“When women experienced the slightest improvement in symptoms, they dismissed the problem for a longer period of time,” according to Kreatsoulas.

Mohsen also noted that there are differences between heart attack symptoms for men and women.

“Crushing, chest-clutching pain is the most common symptom of a heart attack in men,” he said. “Although both men and women experience chest pain, women are more likely to experience some of the other common symptoms of a heart attack.”

These include pain or discomfort in one or both arms, neck, jaw or stomach; pain in the lower chest; stomach pain; chest pressure or pain that radiates into the back; shortness of breath; sweating; nausea and fainting.

People can mistake these other symptoms for other minor problems “when in reality, they could be having a heart attack.”

Mohsen will be giving women additional more information on what signs to watch for and how they can stay healthy.

Among the most important lifestyle factors in maintaining health are having a healthy diet full of fiber, fresh produce, Omega 3 and lean proteins, while limiting fried, processed or fatty foods.

“Did you know that regular physical activity reduces the risk of many adverse health outcomes?” asked Mohsen. “Any amount of exercise is better than none.”

But the most health benefits can be achieved through 150 minutes of moderate-intensity exercise per week, or 75 minutes of vigorous-intensity activity.

“One in three female adults has some form of cardiovascular disease,” said Dr. Mohson. “There are several risk factors for heart disease, and my goal as a cardiologist is to help direct you to a healthier lifestyle. Together we can make a difference in your health.

“Find out more on how to prevent cardiovascular diseases and how to live a better lifestyle by attending the Women’s Health and Wellness Expo!”

Other expert speakers and topics include Dr. Everard Hughes (cancer-related issues), Joseph Furtado (medications), Nurse Practitioner Alessa Siler (women’s health), Dr. Joseph Crammer (pediatrics) and Dr. Natasha Laird (obstetrics-gynecology).

Local businesses and agencies will be on hand to offer information on services ranging from fitness to finance to beauty to charitable giving.

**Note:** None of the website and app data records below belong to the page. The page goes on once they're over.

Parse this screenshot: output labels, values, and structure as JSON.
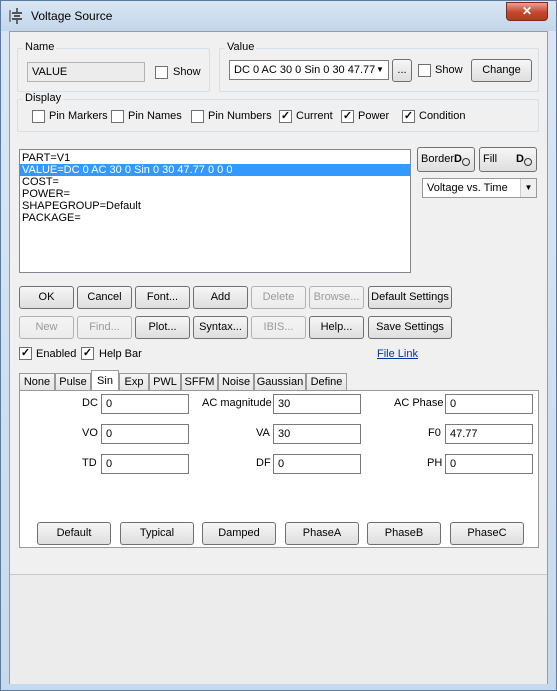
{
  "window": {
    "title": "Voltage Source",
    "close_glyph": "✕"
  },
  "name_group": {
    "legend": "Name",
    "value": "VALUE",
    "show_label": "Show"
  },
  "value_group": {
    "legend": "Value",
    "combo_value": "DC 0 AC 30 0 Sin 0 30 47.77",
    "ellipsis_label": "...",
    "show_label": "Show",
    "change_label": "Change"
  },
  "display_group": {
    "legend": "Display",
    "pin_markers": "Pin Markers",
    "pin_names": "Pin Names",
    "pin_numbers": "Pin Numbers",
    "current": "Current",
    "power": "Power",
    "condition": "Condition"
  },
  "attributes": [
    "PART=V1",
    "VALUE=DC 0 AC 30 0 Sin 0 30 47.77 0 0 0",
    "COST=",
    "POWER=",
    "SHAPEGROUP=Default",
    "PACKAGE="
  ],
  "side": {
    "border_label": "Border",
    "fill_label": "Fill",
    "plot_select": "Voltage vs. Time"
  },
  "buttons_row1": [
    "OK",
    "Cancel",
    "Font...",
    "Add",
    "Delete",
    "Browse...",
    "Default Settings"
  ],
  "buttons_row2": [
    "New",
    "Find...",
    "Plot...",
    "Syntax...",
    "IBIS...",
    "Help...",
    "Save Settings"
  ],
  "options": {
    "enabled": "Enabled",
    "help_bar": "Help Bar",
    "file_link": "File Link"
  },
  "tabs": [
    "None",
    "Pulse",
    "Sin",
    "Exp",
    "PWL",
    "SFFM",
    "Noise",
    "Gaussian",
    "Define"
  ],
  "sin_params": {
    "dc_label": "DC",
    "dc_value": "0",
    "ac_mag_label": "AC magnitude",
    "ac_mag_value": "30",
    "ac_phase_label": "AC Phase",
    "ac_phase_value": "0",
    "vo_label": "VO",
    "vo_value": "0",
    "va_label": "VA",
    "va_value": "30",
    "f0_label": "F0",
    "f0_value": "47.77",
    "td_label": "TD",
    "td_value": "0",
    "df_label": "DF",
    "df_value": "0",
    "ph_label": "PH",
    "ph_value": "0"
  },
  "preset_buttons": [
    "Default",
    "Typical",
    "Damped",
    "PhaseA",
    "PhaseB",
    "PhaseC"
  ]
}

The conference will be held in the SpringHill Suites from 9 a.m. to 2 p.m. Tickets at $25 each include catered lunch and access to the mimosa bar.

Presale tickets are available at Romancing the West. For more information, call Metcalf at 760-499-3955.

The RRHDV is a fund-raising arm of the hospital, as well as the home of “Women in Philanthropy.”

Story First Published: 2019-04-05